Thesis Goals, Policies, and Procedures:
Overview of the Thesis Project for All Asian Studies Program Majors (East Asian Studies,
Chinese, and Japanese)
Expectations for the Thesis Project in the Asian Studies Program
A senior thesis in the Asian Studies Program involves one or two semesters of original research
and writing, culminating in a substantial paper of 40 to 80 pages that is relevant to some aspect
of East Asian society and culture. A successful thesis requires that the student 1) define clearly
a thesis question or statement about some aspect of the area’s culture or society and 2) apply
one or more specific theoretical approaches and research methodologies to the analysis of this
question. The successful thesis student will think critically and comprehensively regarding his
or her topic, and advance a well-formulated argument about it. A senior thesis in one of the three
majors in the Asian Studies program demands that students have a solid understanding of the
geography, history, society and culture of one or more geographical areas of East Asia. The
degree to which this knowledge is part of the thesis depends upon the subject and context of the
thesis. A successful thesis also requires skillful communication and considerable independent
thinking, self-discipline, and effective time management.
Further Expectations for the Thesis Project for Chinese and Japanese Majors
Theses for the Chinese or Japanese majors should focus on a specific topic within the relevant
culture’s tradition and have the features specified in the overview above. The thesis project must
involve use of texts and/or secondary sources written in the target language. While translation of
a text or set of texts written in the target language may be a component of the thesis project, the
thesis must also involve substantial original analytical work by the student that links the texts to
the social and cultural context of their production and/or reception. Qualified students may elect,
with Asian Studies Program Committee approval, to write their thesis in the target language.
Further Expectations for the Thesis Project for East Asian Studies Major
A thesis for the East Asian studies major must engage a topic relevant to East Asian society and
culture. It must adopt one or more of the disciplinary approaches and methodologies represented
in the Bates College Asian Studies curriculum. It is important that students consult with their

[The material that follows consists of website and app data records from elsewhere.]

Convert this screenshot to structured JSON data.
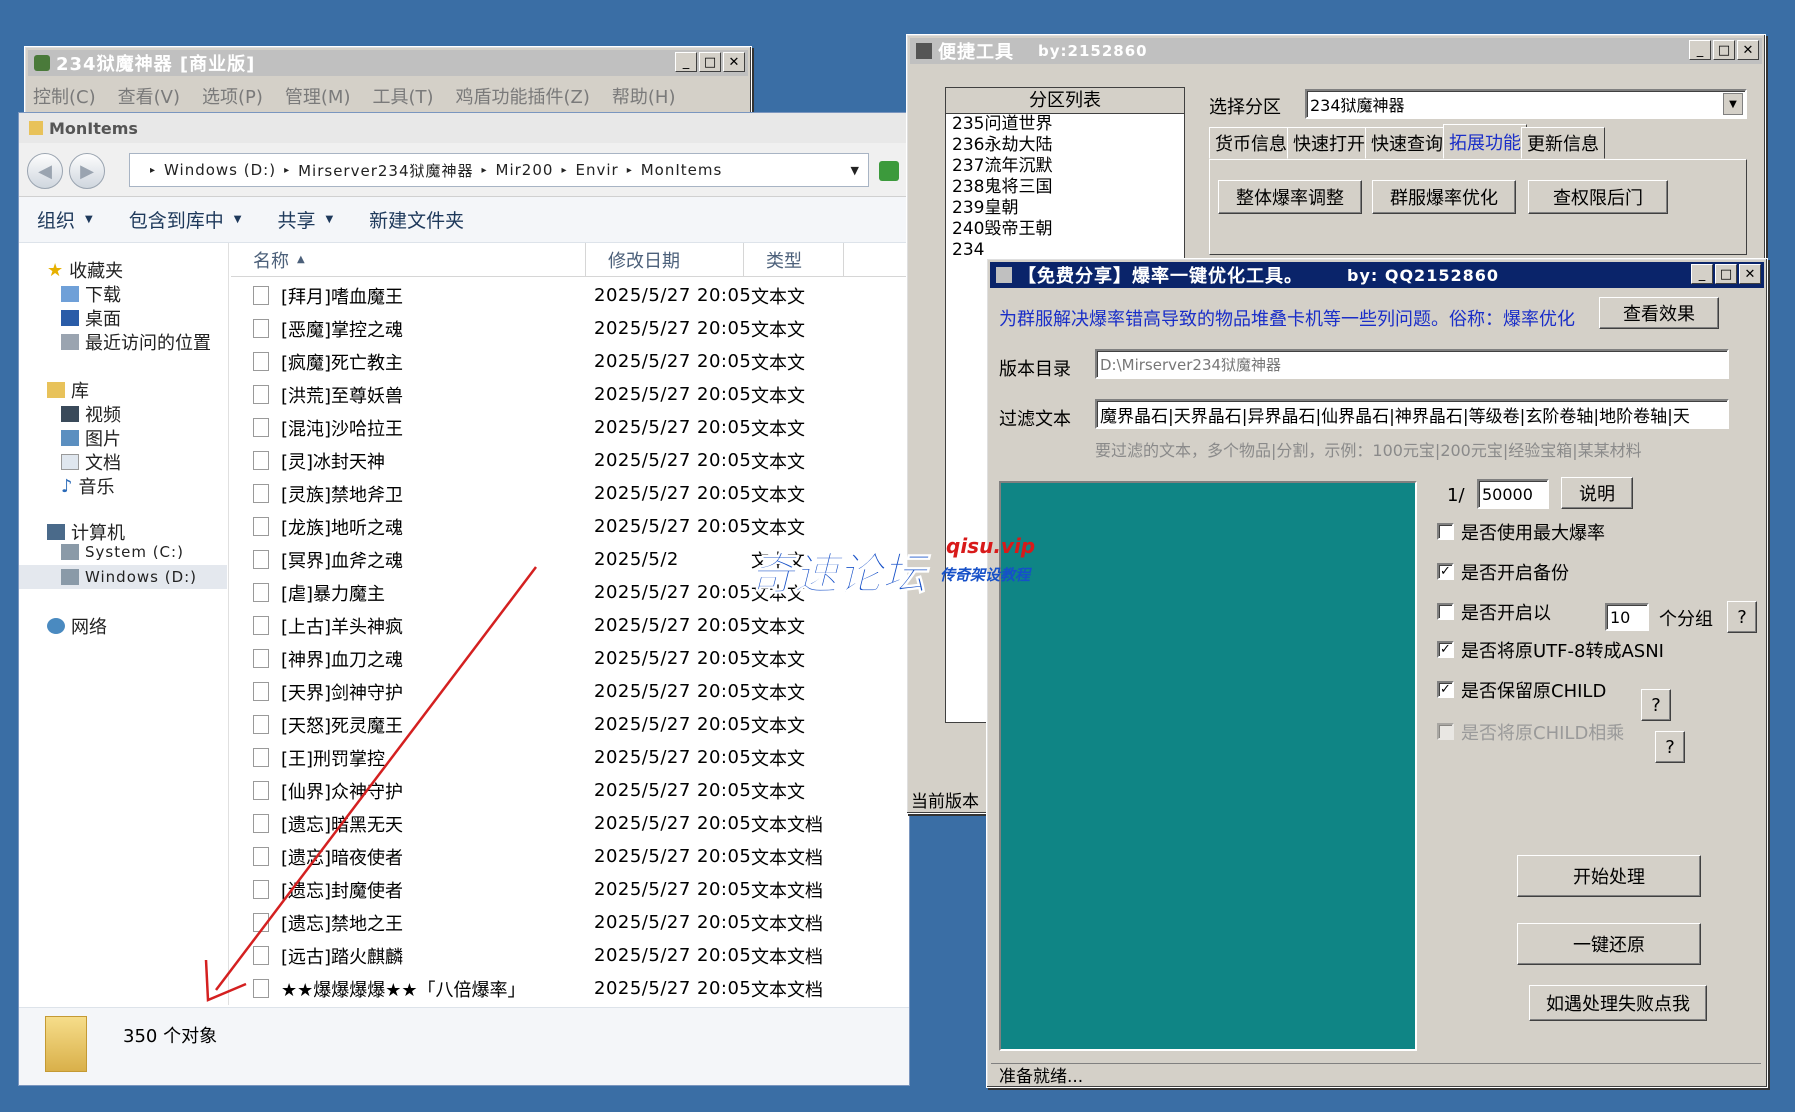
{
  "main_window": {
    "title": "234狱魔神器 [商业版]",
    "menu": [
      "控制(C)",
      "查看(V)",
      "选项(P)",
      "管理(M)",
      "工具(T)",
      "鸡盾功能插件(Z)",
      "帮助(H)"
    ]
  },
  "explorer": {
    "title": "MonItems",
    "breadcrumb": [
      "Windows (D:)",
      "Mirserver234狱魔神器",
      "Mir200",
      "Envir",
      "MonItems"
    ],
    "toolbar": [
      "组织",
      "包含到库中",
      "共享",
      "新建文件夹"
    ],
    "nav": {
      "favorites": "收藏夹",
      "downloads": "下载",
      "desktop": "桌面",
      "recent": "最近访问的位置",
      "libraries": "库",
      "videos": "视频",
      "pictures": "图片",
      "documents": "文档",
      "music": "音乐",
      "computer": "计算机",
      "drive_c": "System (C:)",
      "drive_d": "Windows (D:)",
      "network": "网络"
    },
    "columns": {
      "name": "名称",
      "date": "修改日期",
      "type": "类型"
    },
    "files": [
      {
        "name": "[拜月]嗜血魔王",
        "date": "2025/5/27 20:05",
        "type": "文本文"
      },
      {
        "name": "[恶魔]掌控之魂",
        "date": "2025/5/27 20:05",
        "type": "文本文"
      },
      {
        "name": "[疯魔]死亡教主",
        "date": "2025/5/27 20:05",
        "type": "文本文"
      },
      {
        "name": "[洪荒]至尊妖兽",
        "date": "2025/5/27 20:05",
        "type": "文本文"
      },
      {
        "name": "[混沌]沙哈拉王",
        "date": "2025/5/27 20:05",
        "type": "文本文"
      },
      {
        "name": "[灵]冰封天神",
        "date": "2025/5/27 20:05",
        "type": "文本文"
      },
      {
        "name": "[灵族]禁地斧卫",
        "date": "2025/5/27 20:05",
        "type": "文本文"
      },
      {
        "name": "[龙族]地听之魂",
        "date": "2025/5/27 20:05",
        "type": "文本文"
      },
      {
        "name": "[冥界]血斧之魂",
        "date": "2025/5/2",
        "type": "文本文"
      },
      {
        "name": "[虐]暴力魔主",
        "date": "2025/5/27 20:05",
        "type": "文本文"
      },
      {
        "name": "[上古]羊头神疯",
        "date": "2025/5/27 20:05",
        "type": "文本文"
      },
      {
        "name": "[神界]血刀之魂",
        "date": "2025/5/27 20:05",
        "type": "文本文"
      },
      {
        "name": "[天界]剑神守护",
        "date": "2025/5/27 20:05",
        "type": "文本文"
      },
      {
        "name": "[天怒]死灵魔王",
        "date": "2025/5/27 20:05",
        "type": "文本文"
      },
      {
        "name": "[王]刑罚掌控",
        "date": "2025/5/27 20:05",
        "type": "文本文"
      },
      {
        "name": "[仙界]众神守护",
        "date": "2025/5/27 20:05",
        "type": "文本文"
      },
      {
        "name": "[遗忘]暗黑无天",
        "date": "2025/5/27 20:05",
        "type": "文本文档"
      },
      {
        "name": "[遗忘]暗夜使者",
        "date": "2025/5/27 20:05",
        "type": "文本文档"
      },
      {
        "name": "[遗忘]封魔使者",
        "date": "2025/5/27 20:05",
        "type": "文本文档"
      },
      {
        "name": "[遗忘]禁地之王",
        "date": "2025/5/27 20:05",
        "type": "文本文档"
      },
      {
        "name": "[远古]踏火麒麟",
        "date": "2025/5/27 20:05",
        "type": "文本文档"
      },
      {
        "name": "★★爆爆爆爆★★「八倍爆率」",
        "date": "2025/5/27 20:05",
        "type": "文本文档"
      }
    ],
    "status_count": "350 个对象"
  },
  "quick_tool": {
    "title": "便捷工具",
    "by": "by:2152860",
    "partition_header": "分区列表",
    "partitions": [
      "235问道世界",
      "236永劫大陆",
      "237流年沉默",
      "238鬼将三国",
      "239皇朝",
      "240毁帝王朝",
      "234"
    ],
    "select_label": "选择分区",
    "select_value": "234狱魔神器",
    "tabs": [
      "货币信息",
      "快速打开",
      "快速查询",
      "拓展功能",
      "更新信息"
    ],
    "active_tab": "拓展功能",
    "buttons": [
      "整体爆率调整",
      "群服爆率优化",
      "查权限后门"
    ],
    "current_version": "当前版本"
  },
  "optimizer": {
    "title": "【免费分享】爆率一键优化工具。",
    "by": "by: QQ2152860",
    "info": "为群服解决爆率错高导致的物品堆叠卡机等一些列问题。俗称：爆率优化",
    "view_effect": "查看效果",
    "version_dir_label": "版本目录",
    "version_dir_value": "D:\\Mirserver234狱魔神器",
    "filter_label": "过滤文本",
    "filter_value": "魔界晶石|天界晶石|异界晶石|仙界晶石|神界晶石|等级卷|玄阶卷轴|地阶卷轴|天",
    "filter_hint": "要过滤的文本，多个物品|分割，示例：100元宝|200元宝|经验宝箱|某某材料",
    "ratio_prefix": "1/",
    "ratio_value": "50000",
    "explain_btn": "说明",
    "options": [
      {
        "label": "是否使用最大爆率",
        "checked": false,
        "enabled": true
      },
      {
        "label": "是否开启备份",
        "checked": true,
        "enabled": true
      },
      {
        "label": "是否开启以",
        "checked": false,
        "enabled": true
      },
      {
        "label": "是否将原UTF-8转成ASNI",
        "checked": true,
        "enabled": true
      },
      {
        "label": "是否保留原CHILD",
        "checked": true,
        "enabled": true
      },
      {
        "label": "是否将原CHILD相乘",
        "checked": false,
        "enabled": false
      }
    ],
    "group_value": "10",
    "group_suffix": "个分组",
    "help": "?",
    "start_btn": "开始处理",
    "restore_btn": "一键还原",
    "fail_btn": "如遇处理失败点我",
    "status": "准备就绪..."
  },
  "watermark": {
    "main": "奇速论坛",
    "url": "qisu.vip",
    "sub": "传奇架设教程"
  },
  "colors": {
    "desktop": "#3a6ea5",
    "teal_panel": "#0f8585",
    "titlebar_active": "#0a246a",
    "info_text": "#1a2ec8",
    "arrow": "#d42020"
  }
}
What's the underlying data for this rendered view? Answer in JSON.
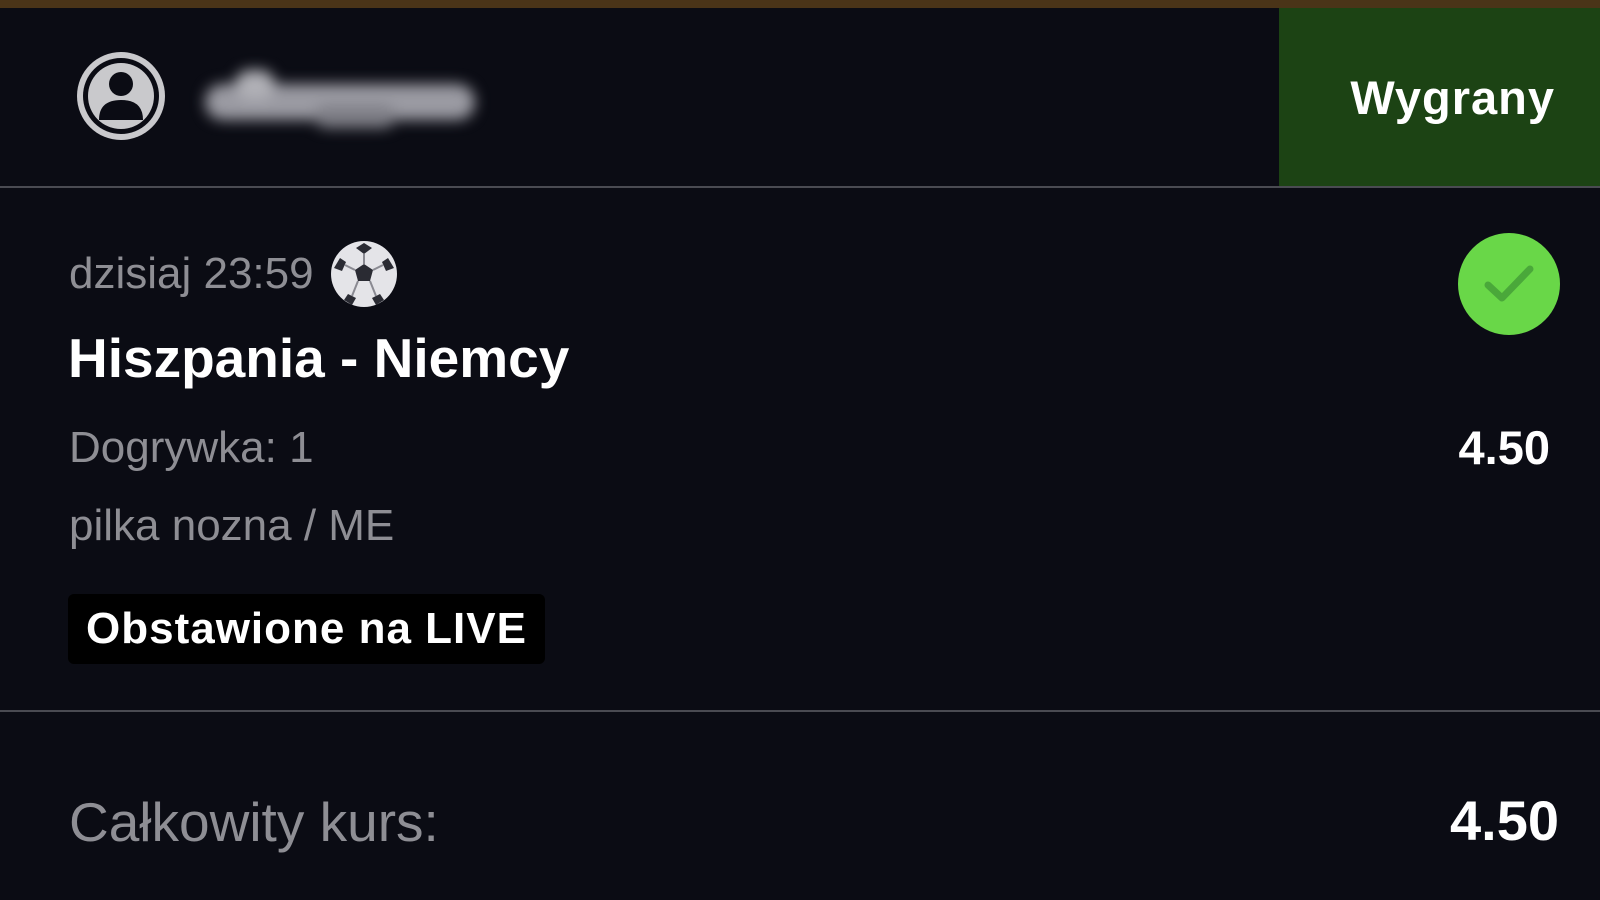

advisors at an early stage about any discipline-specific or project-related requirements beyond
the general guidelines above. Students whose research involves human participants should seek
approval from the Institutional Review Board.
Expectation for an Honors Thesis Project
Students writing Honors theses are expected to meet all of the expectations of students writing
one-semester theses. In addition, Honors theses should address a compelling question/topic
necessitating two semesters of work. Honors theses should employ methodologically rigorous
analysis and make original contributions to the study of Asia.
Invitation to write an Honors Thesis
Based on overall GPA, GPA in their major, and the recommendation of Asian Studies faculty,
students may be invited to pursue nomination for honors. Any student so invited who wishes to
pursue nomination for honors must enroll in a 457 thesis course for the fall and submit a fully
developed written honors proposal to the Chair of the Program in Asian Studies by the end of
the third week of classes in the fall semester for review by the Program Committee. Prospective
honors candidates are required to give an oral presentation of their thesis work-in-progress to
the Asian Studies Program Committee and also turn in a substantive written chapter of the thesis in mid-November. Continuation in the honors program is contingent on the approval of the Program Committee.
Information for Double Majors
Students pursuing two majors may elect to write one two-semester interdisciplinary thesis in
fulfillment of the thesis requirement of both majors, provided the second major department or
program supports this practice. Such a thesis must fulfill all the goals for theses defined above
by the Asian Studies Program. However, double majors in Chinese or Japanese may propose to
employ a thesis methodology based on the accepted standards of the other major provided that
the thesis project makes use of sufficient materials in the target language. Students need the prior consent of the Asian Studies Program and the other department or program before commencing work on an interdisciplinary thesis and must register for the thesis in both Asian Studies and the second department or program (ordinarily one in the fall semester, the other in the winter semester).
Procedures for the Thesis Project in the Asian Studies Program
All majors must submit a preliminary thesis plan to the Asian Studies Program Committee
in response to a request from the chair of the Program in Asian Studies in the spring of their
junior year. The Asian Studies Program Committee will review the plans and designate a thesis
advisor for each student. Thesis writers should begin consultation with their thesis advisors well
before the semester in which they begin the thesis. A 2-page pre-proposal is due to the advisor
at the end of the first week of the semester. A full proposal, to be reviewed by the Asian Studies
Program Committee is due to the Chair of Asian Studies at the end of the third week of classes.
The thesis in its final form is due by 4:00 p.m. of the last day of regular classes of the semester.
A copy of the completed/submitted thesis shall be kept in the Asian Studies Lounge in Roger